$$\begin{align*} \frac{\tan\theta+\sec\theta-1}{\tan\theta-\sec\theta+1}&=\frac{\tan\theta+\sec\theta-1}{\tan\theta-\sec\theta+1}\times\frac{\cos\theta}{\cos\theta}\quad\text{(Multiply by $1=\frac{\cos\theta}{\cos\theta}$ to simplify)}\\ &=\frac{\sin\theta+1-\cos\theta}{\sin\theta-1+\cos\theta}\\ &=\frac{(\sin\theta+1)\left(1-\frac{\cos\theta}{\sin\theta+1}\right)}{\cos\theta\left(\frac{\sin\theta-1}{\cos\theta}+1\right)}\quad\text{(Forcefully factoring out the terms we need)}\\ &=\frac{(\sin\theta+1)\left(1-\frac{\cos\theta}{\sin\theta+1}\right)}{\cos\theta\left(\frac{\sin\theta-1}{\cos\theta}\times\frac{1+\sin\theta}{1+\sin\theta}+1\right)}\\ &=\frac{(\sin\theta+1)\left(1-\frac{\cos\theta}{\sin\theta+1}\right)}{\cos\theta\left(\frac{\sin^2\theta-1}{\cos\theta(1+\sin\theta)}+1\right)}\\ &=\frac{(\sin\theta+1)\left(1-\frac{\cos\theta}{\sin\theta+1}\right)}{\cos\theta\left(\frac{-\cos^2\theta}{\cos\theta(1+\sin\theta)}+1\right)}\\ &=\frac{(\sin\theta+1)\left(1-\frac{\cos\theta}{\sin\theta+1}\right)}{\cos\theta\left(1-\frac{\cos\theta}{1+\sin\theta}\right)}\\ &=\frac{1+\sin\theta}{\cos\theta}\quad\text{(Cancelling out common terms)} \end{align*}$$

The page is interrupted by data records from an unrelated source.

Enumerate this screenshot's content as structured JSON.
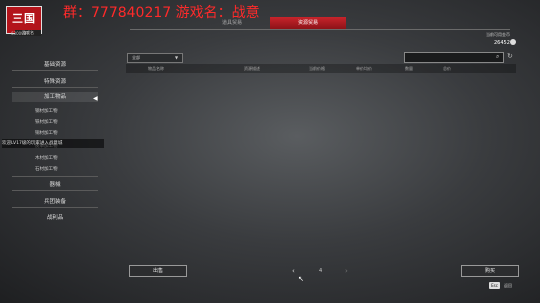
{
  "logo": {
    "text": "三国",
    "sub": "游戏名"
  },
  "player_id": "6300987",
  "overlay_text": "群：777840217  游戏名：战意",
  "tabs": [
    {
      "label": "道具贸易"
    },
    {
      "label": "资源贸易"
    }
  ],
  "currency": {
    "label": "当前可用金币",
    "value": "26452"
  },
  "sidebar": {
    "items": [
      {
        "label": "基础资源"
      },
      {
        "label": "特殊资源"
      },
      {
        "label": "加工物品"
      },
      {
        "label": "器械"
      },
      {
        "label": "兵团装备"
      },
      {
        "label": "战利品"
      }
    ],
    "subitems": [
      {
        "label": "钢材加工物"
      },
      {
        "label": "铁材加工物"
      },
      {
        "label": "铜材加工物"
      },
      {
        "label": "皮革加工物"
      },
      {
        "label": "木材加工物"
      },
      {
        "label": "石材加工物"
      }
    ]
  },
  "welcome": "欢迎LV17级的玩家进入战意城",
  "filter": {
    "selected": "全部"
  },
  "table": {
    "headers": [
      "物品名称",
      "资源描述",
      "当前价格",
      "单价均价",
      "数量",
      "总价"
    ]
  },
  "bottom": {
    "prev_label": "出售",
    "confirm_label": "购买",
    "page": "4",
    "esc_key": "Esc",
    "esc_label": "返回"
  },
  "colors": {
    "accent": "#b3141b",
    "tab_active": "#c8242b"
  }
}
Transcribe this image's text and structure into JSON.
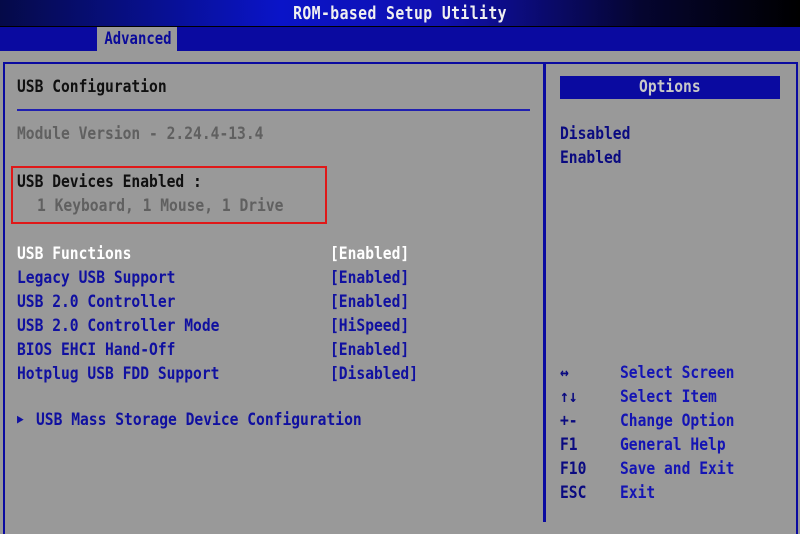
{
  "window": {
    "title": "ROM-based Setup Utility"
  },
  "tabs": [
    {
      "label": "Advanced",
      "active": true
    }
  ],
  "main": {
    "section_title": "USB Configuration",
    "module_version": "Module Version - 2.24.4-13.4",
    "devices": {
      "label": "USB Devices Enabled :",
      "value": "1 Keyboard, 1 Mouse, 1 Drive"
    },
    "settings": [
      {
        "name": "USB Functions",
        "value": "[Enabled]",
        "selected": true
      },
      {
        "name": "Legacy USB Support",
        "value": "[Enabled]",
        "selected": false
      },
      {
        "name": "USB 2.0 Controller",
        "value": "[Enabled]",
        "selected": false
      },
      {
        "name": "USB 2.0 Controller Mode",
        "value": "[HiSpeed]",
        "selected": false
      },
      {
        "name": "BIOS EHCI Hand-Off",
        "value": "[Enabled]",
        "selected": false
      },
      {
        "name": "Hotplug USB FDD Support",
        "value": "[Disabled]",
        "selected": false
      }
    ],
    "submenu": {
      "arrow_icon": "triangle-right-icon",
      "label": "USB Mass Storage Device Configuration"
    }
  },
  "options_panel": {
    "header": "Options",
    "options": [
      "Disabled",
      "Enabled"
    ],
    "help_keys": [
      {
        "key": "↔",
        "description": "Select Screen"
      },
      {
        "key": "↑↓",
        "description": "Select Item"
      },
      {
        "key": "+-",
        "description": "Change Option"
      },
      {
        "key": "F1",
        "description": "General Help"
      },
      {
        "key": "F10",
        "description": "Save and Exit"
      },
      {
        "key": "ESC",
        "description": "Exit"
      }
    ]
  },
  "colors": {
    "background": "#999999",
    "frame_blue": "#0a0aa0",
    "item_text": "#1010a0",
    "selected_text": "#ffffff",
    "highlight_box": "#e01818"
  }
}
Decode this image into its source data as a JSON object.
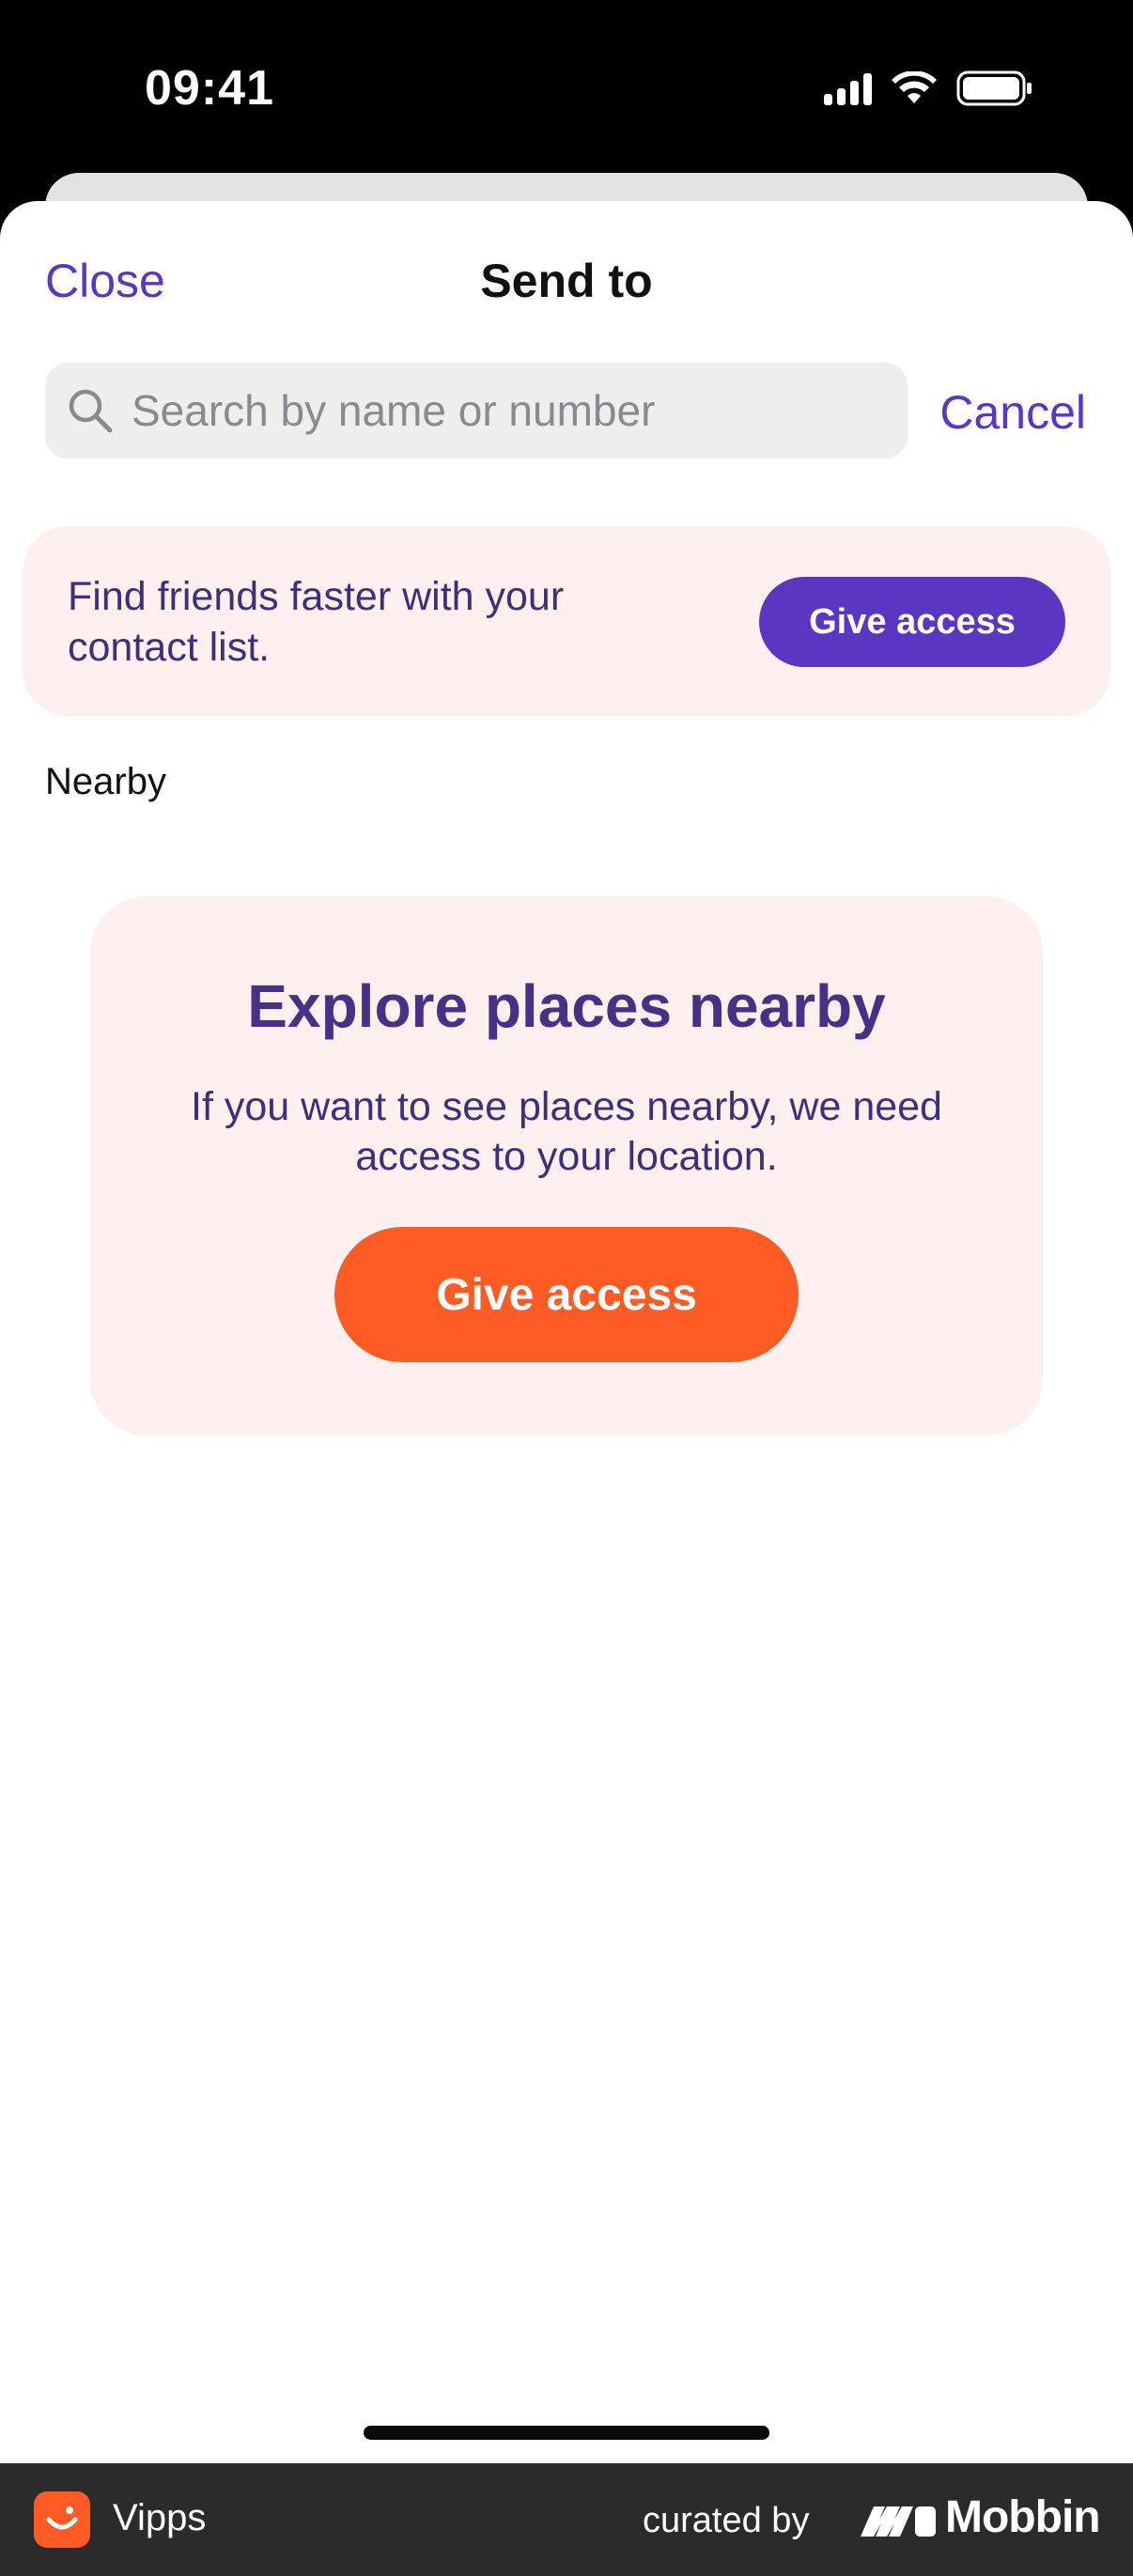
{
  "status_bar": {
    "time": "09:41"
  },
  "nav": {
    "close": "Close",
    "title": "Send to"
  },
  "search": {
    "placeholder": "Search by name or number",
    "cancel": "Cancel"
  },
  "contacts_banner": {
    "text": "Find friends faster with your contact list.",
    "button": "Give access"
  },
  "nearby": {
    "label": "Nearby",
    "card_title": "Explore places nearby",
    "card_text": "If you want to see places nearby, we need access to your location.",
    "button": "Give access"
  },
  "footer": {
    "app_name": "Vipps",
    "curated_by": "curated by",
    "brand": "Mobbin"
  },
  "colors": {
    "accent_purple": "#5a36c2",
    "brand_orange": "#ff5b24",
    "banner_bg": "#fdf0ef",
    "heading_purple": "#4a2f86"
  }
}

$\endgroup$
1
$\begingroup$

$$LHS = \frac{\sin\theta+1-\cos\theta}{\sin\theta - 1+ \cos\theta}$$

$$\Longleftrightarrow\frac{\sin\theta+1-\cos\theta}{\sin\theta - 1+ \cos\theta} = \frac{1+\sin\theta}{\cos\theta}$$ $$\Longleftrightarrow(\sin\theta+1-\cos\theta)\cos\theta = (\sin\theta - 1+ \cos\theta)(1+\sin\theta)$$

$$\Longleftrightarrow\sin\theta\cos\theta+\cos\theta-\cos^2\theta = \sin\theta - 1 + \cos\theta + \sin^2\theta-\sin\theta+\cos\theta\sin\theta$$

$$\Longleftrightarrow-\cos^2\theta = -1 + \sin^2\theta$$

Done.

$\endgroup$
0
$\begingroup$

Multiplying by $\cos\theta$ the num and the denom

$$\frac{\tan \theta+\sec \theta-1}{\tan \theta-\sec \theta+1} = \frac{\sin \theta+1-\cos \theta}{\sin \theta-1+\cos \theta}$$ Now setting the equality and deleting the fractions \begin{align} \frac{\sin \theta+1-\cos \theta}{\sin \theta-1+\cos \theta}&=\frac{1+\sin \theta}{\cos \theta}\\ \cos \theta + \cos \theta - \cos^2 \theta &= \sin \theta + \sin^2 \theta-\sin \theta-1+ \cos \theta+\sin \theta \cos \theta\\ -\cos^2 \theta &=\sin^2 \theta-1. \end{align}

$\endgroup$

Not the answer you're looking for? Browse other questions tagged or ask your own question.